Thin gloves and socks
A thin buff. It is always good to carry one because the temperature can drop in the shade or on chairlifts, even on the warmest days.
Suncream! I cannot stress this enough, the sun is intense in the mountains. Apply and reapply sunscreen throughout the day.
If the forecast is changeable or you’re planning to get out early or stay out late, consider taking a backpack with an extra layer to be safe.
Head to the highest altitude resorts to get the best out of your spring skiing holiday. The higher the resort, the better the chance of great snow conditions.
High-altitude resorts like Tignes, La Plagne, Val Thorens or Zermatt are a great bet for a snow-sure holiday. As are north-facing resorts such as Ischgl and Les Arcs, where the snow doesn’t melt so early in the season.
But, if you want to be as confident as possible about the conditions, head to glacier resorts like Saas-Fee, Alpe d’Huez, Tignes and La Plagne. Glacier-skiing ensures that even if the rest of the mountains are bare, you’ll still find some snow.
Having said that, we should, at this point, also acknowledge that the glaciers are melting at a higher rate than ever before.
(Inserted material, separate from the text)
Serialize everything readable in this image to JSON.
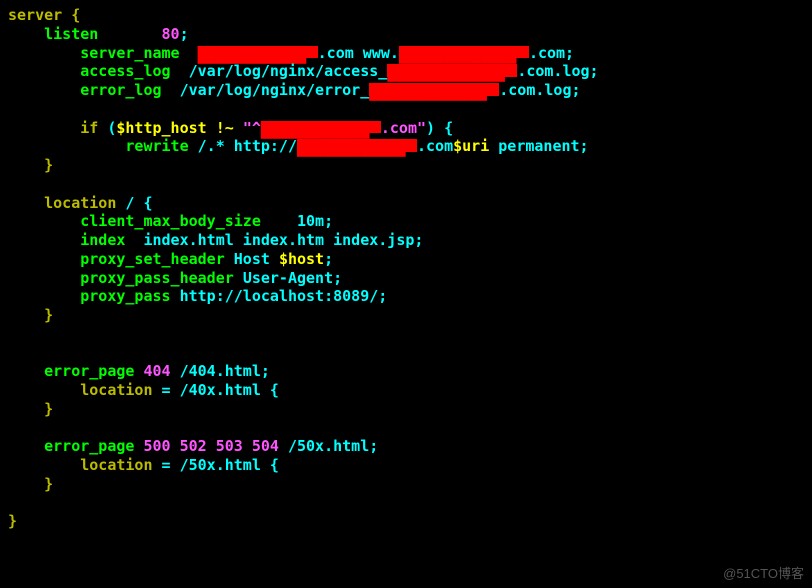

So the above glacier resorts often had summer skiing, but summer 2022 has seen all of these either close early or not open at all.
So There You Go.
Hopefully, this has convinced you that a spring skiing or snowboarding holiday is well worth it. So, what are you waiting for? Ditch that jacket, slap on the sunscreen and get out here!
Hi, I’m Jen. I’ve lived and worked in the mountains for over 15 years. Starting out doing a “gap year” winter season, I was immediately hooked on the lifestyle! Moving from winter to summer seasons and working my way up the company’s hierarchy, I was with (Mark Warner). I soon ran a winter hotel and then a beach resort in the summer.
In 2016, my first child arrived, and we chose to make our life permanent in the mountains. So now, with my partner and two boys (3 and 5 – both also keen to be ambassadors!), we live in La Plagne, where we ski and snowboard as much as possible all winter; and mountain bike, wakeboard and hike all summer long!
I am a professional digital marketing manager, specialising in ski and outdoor adventure businesses and industries. I provide web management, social media management, blog writing and SEO content creation.
I feel very fortunate to live in one of the most beautiful places in the world. Then to be able to combine this passion with a professional role feels like an incredible privilege.
Via my professional website, email list and social media channels, I have a large audience of people very interested in the snow sports and alpine industries. I work hard with my audience to create valuable content, and as such, I have a high level of engagement.